* **DESCRIPTION OF THE TASK**
Gather all lines in the entries that include the word "icon".
Segment Start: DATASET CONTENT
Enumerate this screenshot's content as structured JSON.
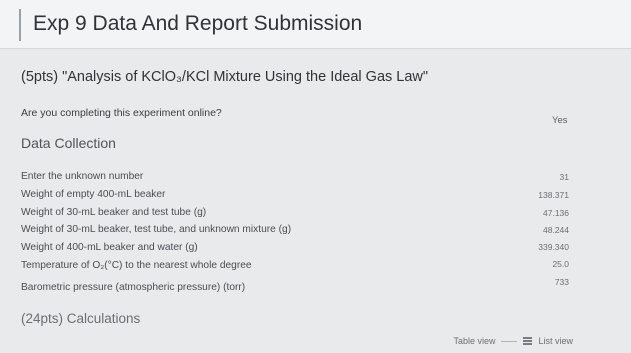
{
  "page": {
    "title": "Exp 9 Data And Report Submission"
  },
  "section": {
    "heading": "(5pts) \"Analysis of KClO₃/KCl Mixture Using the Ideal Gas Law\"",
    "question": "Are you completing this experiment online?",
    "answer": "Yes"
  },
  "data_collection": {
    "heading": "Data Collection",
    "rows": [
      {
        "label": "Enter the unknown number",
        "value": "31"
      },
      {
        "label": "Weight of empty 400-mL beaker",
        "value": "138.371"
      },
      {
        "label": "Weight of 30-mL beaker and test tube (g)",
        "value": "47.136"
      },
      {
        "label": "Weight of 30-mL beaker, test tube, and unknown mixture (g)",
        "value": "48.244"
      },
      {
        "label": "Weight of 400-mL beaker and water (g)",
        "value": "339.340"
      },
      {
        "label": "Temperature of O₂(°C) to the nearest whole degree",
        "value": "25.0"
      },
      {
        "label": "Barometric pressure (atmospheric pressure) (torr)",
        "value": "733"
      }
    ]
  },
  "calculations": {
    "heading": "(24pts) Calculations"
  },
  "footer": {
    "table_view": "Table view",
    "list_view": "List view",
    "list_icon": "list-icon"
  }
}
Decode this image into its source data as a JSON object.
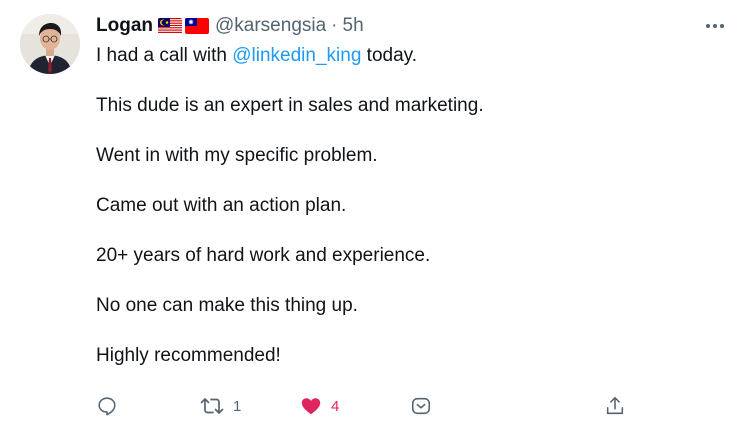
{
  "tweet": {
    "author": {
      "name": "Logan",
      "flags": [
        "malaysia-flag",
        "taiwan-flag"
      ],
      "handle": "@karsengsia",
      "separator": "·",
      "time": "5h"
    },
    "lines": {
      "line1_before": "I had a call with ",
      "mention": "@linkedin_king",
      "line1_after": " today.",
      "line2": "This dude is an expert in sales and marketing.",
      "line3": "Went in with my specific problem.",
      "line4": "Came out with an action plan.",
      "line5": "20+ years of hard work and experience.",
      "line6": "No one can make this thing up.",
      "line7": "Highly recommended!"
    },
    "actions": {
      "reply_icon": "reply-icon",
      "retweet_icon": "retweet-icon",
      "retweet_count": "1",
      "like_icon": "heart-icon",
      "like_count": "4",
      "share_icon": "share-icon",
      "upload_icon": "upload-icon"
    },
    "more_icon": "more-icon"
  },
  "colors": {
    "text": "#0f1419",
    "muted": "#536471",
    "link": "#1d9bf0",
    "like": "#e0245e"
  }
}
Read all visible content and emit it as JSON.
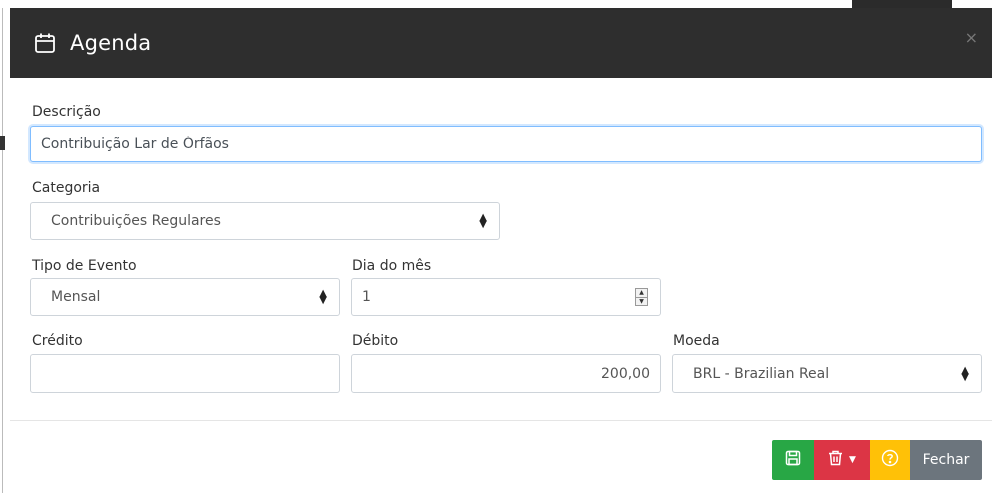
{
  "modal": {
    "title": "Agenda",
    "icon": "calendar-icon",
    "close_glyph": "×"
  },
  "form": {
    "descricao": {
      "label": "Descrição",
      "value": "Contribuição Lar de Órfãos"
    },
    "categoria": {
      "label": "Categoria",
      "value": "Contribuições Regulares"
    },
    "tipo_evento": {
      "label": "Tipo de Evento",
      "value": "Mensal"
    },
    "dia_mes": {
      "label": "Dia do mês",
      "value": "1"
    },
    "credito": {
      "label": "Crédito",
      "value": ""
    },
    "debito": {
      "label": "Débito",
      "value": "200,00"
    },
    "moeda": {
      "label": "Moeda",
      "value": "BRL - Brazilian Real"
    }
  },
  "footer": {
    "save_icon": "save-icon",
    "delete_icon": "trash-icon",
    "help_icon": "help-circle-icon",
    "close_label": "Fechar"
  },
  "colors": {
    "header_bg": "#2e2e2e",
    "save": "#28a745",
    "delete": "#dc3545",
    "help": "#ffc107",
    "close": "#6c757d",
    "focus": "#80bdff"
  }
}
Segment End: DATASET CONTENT
* **SOLUTION TO THIS TASK**
    "list_icon": "list-icon"
      "reply_icon": "reply-icon",
      "retweet_icon": "retweet-icon",
      "like_icon": "heart-icon",
      "share_icon": "share-icon",
      "upload_icon": "upload-icon"
    "more_icon": "more-icon"
    "icon": "calendar-icon",
    "save_icon": "save-icon",
    "delete_icon": "trash-icon",
    "help_icon": "help-circle-icon",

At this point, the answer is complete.